### DATA PROVIDED
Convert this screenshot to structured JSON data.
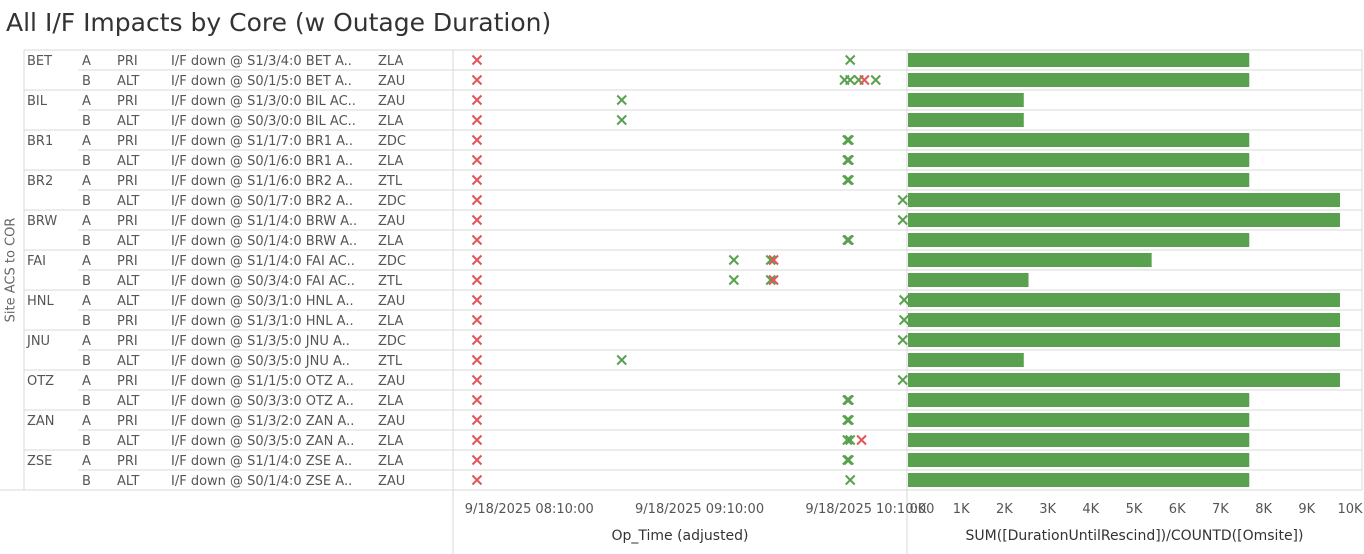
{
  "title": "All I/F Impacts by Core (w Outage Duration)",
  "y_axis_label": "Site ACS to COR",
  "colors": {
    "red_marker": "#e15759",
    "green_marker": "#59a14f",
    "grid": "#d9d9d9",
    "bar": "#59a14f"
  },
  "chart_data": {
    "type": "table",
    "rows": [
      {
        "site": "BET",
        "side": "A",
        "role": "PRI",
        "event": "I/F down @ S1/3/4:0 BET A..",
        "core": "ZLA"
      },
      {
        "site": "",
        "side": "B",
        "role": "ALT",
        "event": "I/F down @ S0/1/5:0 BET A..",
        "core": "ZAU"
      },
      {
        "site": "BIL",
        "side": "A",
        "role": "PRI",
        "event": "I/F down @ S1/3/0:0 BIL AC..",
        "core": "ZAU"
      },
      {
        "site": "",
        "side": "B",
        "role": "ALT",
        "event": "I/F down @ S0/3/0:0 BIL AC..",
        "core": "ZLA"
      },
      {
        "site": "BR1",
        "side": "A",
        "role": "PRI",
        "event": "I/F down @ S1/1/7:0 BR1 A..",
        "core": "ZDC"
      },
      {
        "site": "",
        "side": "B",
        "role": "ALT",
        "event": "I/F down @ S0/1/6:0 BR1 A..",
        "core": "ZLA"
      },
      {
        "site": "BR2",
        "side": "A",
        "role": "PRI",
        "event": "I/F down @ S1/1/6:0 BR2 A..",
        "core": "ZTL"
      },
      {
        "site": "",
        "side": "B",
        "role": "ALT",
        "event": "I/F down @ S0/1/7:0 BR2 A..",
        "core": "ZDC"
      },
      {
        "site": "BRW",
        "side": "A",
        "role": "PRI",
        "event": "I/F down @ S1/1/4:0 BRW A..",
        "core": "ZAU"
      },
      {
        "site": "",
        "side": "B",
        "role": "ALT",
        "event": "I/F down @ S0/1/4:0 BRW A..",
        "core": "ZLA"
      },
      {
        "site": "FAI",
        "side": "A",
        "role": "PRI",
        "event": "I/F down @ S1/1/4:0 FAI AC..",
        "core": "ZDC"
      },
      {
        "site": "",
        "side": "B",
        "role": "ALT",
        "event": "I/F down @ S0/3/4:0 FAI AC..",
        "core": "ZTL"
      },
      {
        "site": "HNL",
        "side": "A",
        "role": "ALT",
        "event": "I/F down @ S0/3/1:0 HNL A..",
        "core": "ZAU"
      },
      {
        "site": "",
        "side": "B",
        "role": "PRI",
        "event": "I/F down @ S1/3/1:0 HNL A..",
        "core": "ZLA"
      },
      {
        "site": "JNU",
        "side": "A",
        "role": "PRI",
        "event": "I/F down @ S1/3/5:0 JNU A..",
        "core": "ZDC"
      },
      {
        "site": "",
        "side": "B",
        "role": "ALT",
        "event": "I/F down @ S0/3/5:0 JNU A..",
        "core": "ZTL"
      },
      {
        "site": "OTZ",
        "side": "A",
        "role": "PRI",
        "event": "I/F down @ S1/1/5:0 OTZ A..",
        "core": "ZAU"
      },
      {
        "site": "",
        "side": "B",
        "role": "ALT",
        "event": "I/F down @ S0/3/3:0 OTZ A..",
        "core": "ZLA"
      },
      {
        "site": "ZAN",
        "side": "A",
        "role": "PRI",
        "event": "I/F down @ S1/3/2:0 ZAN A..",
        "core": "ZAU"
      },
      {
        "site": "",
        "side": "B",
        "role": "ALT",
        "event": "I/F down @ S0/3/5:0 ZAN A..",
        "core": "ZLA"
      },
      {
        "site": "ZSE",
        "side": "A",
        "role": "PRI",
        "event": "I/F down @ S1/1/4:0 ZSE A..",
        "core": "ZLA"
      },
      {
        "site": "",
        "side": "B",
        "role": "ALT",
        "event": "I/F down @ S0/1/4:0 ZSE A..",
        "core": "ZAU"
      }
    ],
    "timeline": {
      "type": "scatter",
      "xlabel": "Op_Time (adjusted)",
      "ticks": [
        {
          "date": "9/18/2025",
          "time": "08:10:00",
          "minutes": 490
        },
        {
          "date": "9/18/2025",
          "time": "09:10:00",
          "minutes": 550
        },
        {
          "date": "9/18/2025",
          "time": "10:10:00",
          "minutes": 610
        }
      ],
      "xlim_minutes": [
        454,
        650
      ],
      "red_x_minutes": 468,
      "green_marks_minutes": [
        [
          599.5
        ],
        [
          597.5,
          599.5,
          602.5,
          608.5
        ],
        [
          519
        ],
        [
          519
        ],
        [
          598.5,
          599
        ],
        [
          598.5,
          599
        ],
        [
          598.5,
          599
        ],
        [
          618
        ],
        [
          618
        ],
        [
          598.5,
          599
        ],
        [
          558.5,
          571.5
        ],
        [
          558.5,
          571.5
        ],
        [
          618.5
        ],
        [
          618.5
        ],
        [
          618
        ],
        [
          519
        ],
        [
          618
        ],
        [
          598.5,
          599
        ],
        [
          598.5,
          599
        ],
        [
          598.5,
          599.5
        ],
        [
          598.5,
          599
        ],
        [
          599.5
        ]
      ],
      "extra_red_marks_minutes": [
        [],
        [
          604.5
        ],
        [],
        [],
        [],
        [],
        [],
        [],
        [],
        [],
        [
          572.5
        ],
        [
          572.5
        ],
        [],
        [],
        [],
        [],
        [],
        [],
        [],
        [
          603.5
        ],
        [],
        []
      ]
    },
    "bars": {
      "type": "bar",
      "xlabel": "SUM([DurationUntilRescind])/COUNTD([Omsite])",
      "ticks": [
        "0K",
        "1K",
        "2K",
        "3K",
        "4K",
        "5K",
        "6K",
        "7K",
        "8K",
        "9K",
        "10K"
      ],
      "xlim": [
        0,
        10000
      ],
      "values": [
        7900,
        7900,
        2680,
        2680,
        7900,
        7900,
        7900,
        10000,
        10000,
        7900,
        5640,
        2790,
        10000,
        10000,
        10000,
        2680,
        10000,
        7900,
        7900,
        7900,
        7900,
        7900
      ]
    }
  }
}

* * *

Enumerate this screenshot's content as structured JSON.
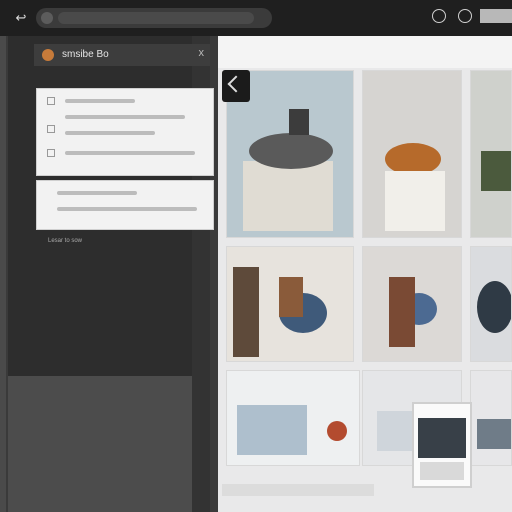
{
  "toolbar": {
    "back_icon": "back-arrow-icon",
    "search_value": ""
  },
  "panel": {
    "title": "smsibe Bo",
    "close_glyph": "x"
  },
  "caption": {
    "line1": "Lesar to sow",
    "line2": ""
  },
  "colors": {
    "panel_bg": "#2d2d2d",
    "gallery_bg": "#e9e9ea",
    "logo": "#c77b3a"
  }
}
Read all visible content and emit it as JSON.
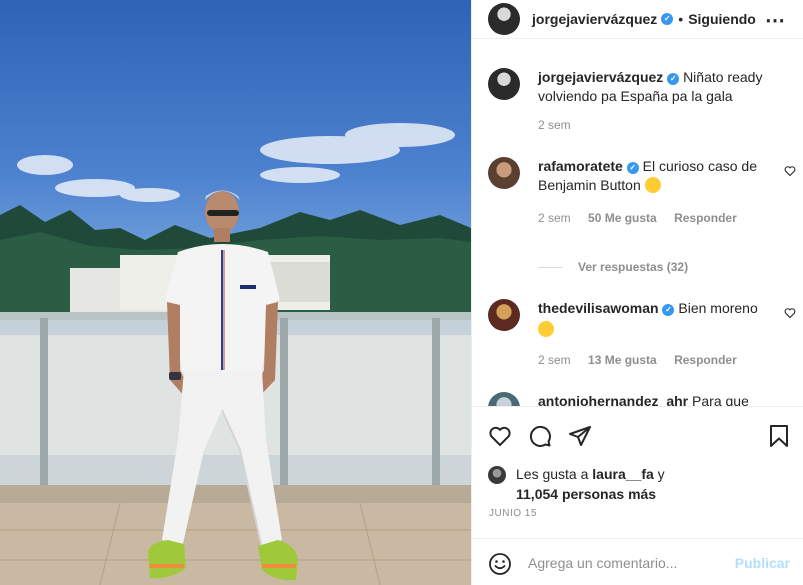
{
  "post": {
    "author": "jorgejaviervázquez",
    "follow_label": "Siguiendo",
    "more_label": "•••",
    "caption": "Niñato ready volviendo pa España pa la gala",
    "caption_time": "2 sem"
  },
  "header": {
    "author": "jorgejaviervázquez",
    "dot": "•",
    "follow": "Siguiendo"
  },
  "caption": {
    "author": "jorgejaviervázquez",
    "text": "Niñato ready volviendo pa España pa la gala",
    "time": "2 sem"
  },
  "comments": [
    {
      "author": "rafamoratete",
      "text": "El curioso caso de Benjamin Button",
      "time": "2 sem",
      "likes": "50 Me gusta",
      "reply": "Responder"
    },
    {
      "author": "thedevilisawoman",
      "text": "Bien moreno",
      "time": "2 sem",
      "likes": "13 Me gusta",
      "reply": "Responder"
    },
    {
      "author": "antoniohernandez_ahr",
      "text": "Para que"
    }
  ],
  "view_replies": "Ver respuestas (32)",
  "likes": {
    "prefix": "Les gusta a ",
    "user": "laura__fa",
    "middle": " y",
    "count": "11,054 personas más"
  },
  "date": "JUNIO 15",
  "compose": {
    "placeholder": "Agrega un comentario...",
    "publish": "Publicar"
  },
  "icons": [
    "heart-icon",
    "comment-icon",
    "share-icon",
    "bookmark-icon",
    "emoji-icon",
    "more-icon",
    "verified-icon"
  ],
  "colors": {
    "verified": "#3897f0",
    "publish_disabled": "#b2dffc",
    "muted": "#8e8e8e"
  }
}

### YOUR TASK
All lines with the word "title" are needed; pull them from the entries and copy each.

### RESPONSE BOX
  "title": "All I/F Impacts by Core (w Outage Duration)",
    "title": "smsibe Bo",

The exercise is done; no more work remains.